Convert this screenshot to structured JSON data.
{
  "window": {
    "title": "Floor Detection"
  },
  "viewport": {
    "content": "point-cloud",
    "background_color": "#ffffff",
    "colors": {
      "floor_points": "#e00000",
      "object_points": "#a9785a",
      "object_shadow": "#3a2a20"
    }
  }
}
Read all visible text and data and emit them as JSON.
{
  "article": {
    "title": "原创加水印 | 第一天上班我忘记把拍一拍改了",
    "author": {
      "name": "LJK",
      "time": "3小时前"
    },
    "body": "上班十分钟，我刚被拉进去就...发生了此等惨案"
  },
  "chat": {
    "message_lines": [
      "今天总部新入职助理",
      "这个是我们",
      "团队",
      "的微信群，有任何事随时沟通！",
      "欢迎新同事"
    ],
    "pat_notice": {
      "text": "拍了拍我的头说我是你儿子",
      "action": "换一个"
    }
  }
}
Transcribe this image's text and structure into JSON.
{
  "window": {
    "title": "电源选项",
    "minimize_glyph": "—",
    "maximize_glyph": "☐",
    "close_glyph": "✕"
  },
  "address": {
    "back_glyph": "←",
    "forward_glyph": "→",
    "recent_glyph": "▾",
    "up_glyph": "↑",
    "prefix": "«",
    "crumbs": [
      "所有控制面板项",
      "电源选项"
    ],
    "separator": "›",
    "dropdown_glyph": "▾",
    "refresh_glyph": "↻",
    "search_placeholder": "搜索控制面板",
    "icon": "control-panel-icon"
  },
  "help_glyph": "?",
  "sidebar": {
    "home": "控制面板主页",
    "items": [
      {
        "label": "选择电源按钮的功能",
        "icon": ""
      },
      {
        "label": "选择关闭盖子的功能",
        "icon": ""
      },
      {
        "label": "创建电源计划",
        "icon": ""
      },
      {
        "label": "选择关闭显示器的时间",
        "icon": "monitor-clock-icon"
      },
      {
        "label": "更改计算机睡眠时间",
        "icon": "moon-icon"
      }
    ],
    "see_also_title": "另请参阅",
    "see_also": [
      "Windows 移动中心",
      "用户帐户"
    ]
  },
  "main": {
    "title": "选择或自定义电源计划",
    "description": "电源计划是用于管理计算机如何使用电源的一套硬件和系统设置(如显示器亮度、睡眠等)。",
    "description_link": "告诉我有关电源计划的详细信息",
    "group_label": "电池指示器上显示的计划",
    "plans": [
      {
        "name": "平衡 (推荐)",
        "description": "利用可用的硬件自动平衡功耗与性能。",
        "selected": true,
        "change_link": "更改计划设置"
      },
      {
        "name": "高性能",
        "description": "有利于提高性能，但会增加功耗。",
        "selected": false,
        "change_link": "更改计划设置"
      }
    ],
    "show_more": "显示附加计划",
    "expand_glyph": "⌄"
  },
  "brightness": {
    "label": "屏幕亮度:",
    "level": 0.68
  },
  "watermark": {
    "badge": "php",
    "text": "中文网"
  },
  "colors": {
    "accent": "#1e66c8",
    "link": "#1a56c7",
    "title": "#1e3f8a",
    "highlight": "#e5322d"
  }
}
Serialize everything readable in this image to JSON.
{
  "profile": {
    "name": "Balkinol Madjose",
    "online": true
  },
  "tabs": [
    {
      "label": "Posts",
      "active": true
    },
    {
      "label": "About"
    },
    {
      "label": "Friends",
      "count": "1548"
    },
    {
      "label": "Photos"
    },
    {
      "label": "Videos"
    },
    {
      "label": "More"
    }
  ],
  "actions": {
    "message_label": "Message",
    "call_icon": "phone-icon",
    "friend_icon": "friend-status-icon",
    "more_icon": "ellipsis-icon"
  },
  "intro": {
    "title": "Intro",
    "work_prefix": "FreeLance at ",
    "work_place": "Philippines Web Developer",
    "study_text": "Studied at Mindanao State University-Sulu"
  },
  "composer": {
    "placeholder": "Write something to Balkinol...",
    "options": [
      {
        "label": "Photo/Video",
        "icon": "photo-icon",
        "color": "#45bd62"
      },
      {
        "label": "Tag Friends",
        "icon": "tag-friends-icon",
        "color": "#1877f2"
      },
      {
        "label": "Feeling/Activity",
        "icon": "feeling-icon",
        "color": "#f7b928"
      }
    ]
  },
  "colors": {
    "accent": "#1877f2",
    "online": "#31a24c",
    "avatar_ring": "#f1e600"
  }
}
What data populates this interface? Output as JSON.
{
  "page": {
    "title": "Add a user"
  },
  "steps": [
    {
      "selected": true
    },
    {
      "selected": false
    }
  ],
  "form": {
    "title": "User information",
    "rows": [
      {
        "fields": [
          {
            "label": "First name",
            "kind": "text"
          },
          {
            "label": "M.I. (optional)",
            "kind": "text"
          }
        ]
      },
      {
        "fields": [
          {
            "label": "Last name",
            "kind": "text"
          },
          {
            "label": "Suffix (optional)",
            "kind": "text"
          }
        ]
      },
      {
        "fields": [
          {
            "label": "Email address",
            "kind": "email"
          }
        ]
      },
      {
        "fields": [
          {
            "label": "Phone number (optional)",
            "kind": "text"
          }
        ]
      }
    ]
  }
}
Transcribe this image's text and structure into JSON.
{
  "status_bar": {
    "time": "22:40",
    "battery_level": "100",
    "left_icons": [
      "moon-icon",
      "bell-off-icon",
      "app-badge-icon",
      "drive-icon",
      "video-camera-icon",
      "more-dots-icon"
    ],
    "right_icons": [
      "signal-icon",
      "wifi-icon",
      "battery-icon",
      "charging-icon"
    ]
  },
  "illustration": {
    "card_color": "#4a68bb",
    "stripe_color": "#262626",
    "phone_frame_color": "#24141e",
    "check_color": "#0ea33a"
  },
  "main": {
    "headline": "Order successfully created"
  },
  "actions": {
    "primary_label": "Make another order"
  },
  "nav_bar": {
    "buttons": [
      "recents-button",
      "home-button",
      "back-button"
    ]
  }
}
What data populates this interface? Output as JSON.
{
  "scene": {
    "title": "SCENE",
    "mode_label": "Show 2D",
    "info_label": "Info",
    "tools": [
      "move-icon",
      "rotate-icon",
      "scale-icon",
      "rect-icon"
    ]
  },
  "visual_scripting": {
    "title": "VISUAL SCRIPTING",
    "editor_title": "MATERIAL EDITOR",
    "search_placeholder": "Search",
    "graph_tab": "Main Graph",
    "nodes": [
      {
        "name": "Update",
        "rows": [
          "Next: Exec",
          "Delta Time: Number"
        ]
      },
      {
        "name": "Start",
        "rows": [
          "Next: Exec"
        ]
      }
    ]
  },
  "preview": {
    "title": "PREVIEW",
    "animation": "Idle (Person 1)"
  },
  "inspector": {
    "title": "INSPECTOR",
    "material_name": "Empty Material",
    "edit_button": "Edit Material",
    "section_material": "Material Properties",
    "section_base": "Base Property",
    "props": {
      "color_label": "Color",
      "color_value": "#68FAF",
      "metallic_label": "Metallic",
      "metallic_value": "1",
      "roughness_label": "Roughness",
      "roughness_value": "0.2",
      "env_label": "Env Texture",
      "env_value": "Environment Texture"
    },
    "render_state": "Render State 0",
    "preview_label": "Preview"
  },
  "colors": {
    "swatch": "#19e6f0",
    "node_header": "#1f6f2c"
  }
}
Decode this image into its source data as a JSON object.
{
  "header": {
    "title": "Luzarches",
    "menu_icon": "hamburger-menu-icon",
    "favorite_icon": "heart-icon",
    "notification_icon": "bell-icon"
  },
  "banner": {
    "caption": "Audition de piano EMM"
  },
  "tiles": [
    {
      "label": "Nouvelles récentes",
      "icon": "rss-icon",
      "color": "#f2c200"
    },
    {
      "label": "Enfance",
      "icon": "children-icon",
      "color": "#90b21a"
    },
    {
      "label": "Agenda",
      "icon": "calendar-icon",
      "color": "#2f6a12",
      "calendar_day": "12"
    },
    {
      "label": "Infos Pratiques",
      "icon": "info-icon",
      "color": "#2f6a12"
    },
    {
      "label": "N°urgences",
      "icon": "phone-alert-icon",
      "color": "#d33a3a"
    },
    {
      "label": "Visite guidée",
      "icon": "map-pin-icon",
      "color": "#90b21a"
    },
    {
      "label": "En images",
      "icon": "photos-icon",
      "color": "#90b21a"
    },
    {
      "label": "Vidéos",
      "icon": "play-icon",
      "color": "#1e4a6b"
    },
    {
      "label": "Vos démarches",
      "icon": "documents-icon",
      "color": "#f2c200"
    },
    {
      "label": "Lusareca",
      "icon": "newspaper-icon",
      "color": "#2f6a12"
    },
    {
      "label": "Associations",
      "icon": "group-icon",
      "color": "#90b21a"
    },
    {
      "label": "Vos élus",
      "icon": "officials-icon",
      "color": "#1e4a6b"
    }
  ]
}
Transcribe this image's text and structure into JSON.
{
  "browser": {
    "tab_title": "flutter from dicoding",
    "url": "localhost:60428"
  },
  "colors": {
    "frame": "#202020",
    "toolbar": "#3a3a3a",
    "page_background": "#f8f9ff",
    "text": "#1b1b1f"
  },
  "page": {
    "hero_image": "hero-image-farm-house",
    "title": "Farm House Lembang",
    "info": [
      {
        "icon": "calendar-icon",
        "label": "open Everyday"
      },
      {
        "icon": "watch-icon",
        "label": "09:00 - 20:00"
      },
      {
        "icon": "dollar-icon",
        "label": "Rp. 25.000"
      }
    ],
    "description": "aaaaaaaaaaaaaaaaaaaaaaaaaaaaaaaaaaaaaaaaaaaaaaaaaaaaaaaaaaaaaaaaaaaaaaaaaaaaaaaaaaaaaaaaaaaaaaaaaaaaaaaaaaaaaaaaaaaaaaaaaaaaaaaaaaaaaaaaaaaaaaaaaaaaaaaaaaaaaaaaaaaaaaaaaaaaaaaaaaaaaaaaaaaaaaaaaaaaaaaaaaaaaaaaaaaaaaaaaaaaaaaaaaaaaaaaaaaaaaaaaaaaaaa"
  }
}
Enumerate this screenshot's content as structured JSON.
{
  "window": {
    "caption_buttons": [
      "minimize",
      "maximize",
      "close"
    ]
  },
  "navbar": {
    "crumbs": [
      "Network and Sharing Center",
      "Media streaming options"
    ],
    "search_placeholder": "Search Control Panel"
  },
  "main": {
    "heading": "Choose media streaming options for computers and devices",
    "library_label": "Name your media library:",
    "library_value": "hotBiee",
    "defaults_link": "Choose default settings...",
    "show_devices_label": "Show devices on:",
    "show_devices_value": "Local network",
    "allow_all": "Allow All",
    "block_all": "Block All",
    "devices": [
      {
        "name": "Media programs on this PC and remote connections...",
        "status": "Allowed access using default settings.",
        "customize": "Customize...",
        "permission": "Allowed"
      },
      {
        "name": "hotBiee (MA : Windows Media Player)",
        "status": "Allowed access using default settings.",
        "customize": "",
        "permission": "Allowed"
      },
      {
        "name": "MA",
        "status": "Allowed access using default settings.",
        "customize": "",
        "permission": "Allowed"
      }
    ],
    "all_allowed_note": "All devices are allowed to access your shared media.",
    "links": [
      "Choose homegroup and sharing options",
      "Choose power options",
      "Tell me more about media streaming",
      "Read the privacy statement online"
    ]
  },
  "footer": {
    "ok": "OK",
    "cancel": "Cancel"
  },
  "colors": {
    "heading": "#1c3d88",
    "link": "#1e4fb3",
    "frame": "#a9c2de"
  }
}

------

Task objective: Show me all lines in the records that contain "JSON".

Answer to this exercise:
Convert this screenshot to structured JSON data.
Read all visible text and data and emit them as JSON.
Transcribe this image's text and structure into JSON.
Serialize everything readable in this image to JSON.
What data populates this interface? Output as JSON.
Transcribe this image's text and structure into JSON.
What data populates this interface? Output as JSON.
Decode this image into its source data as a JSON object.
Transcribe this image's text and structure into JSON.
Enumerate this screenshot's content as structured JSON.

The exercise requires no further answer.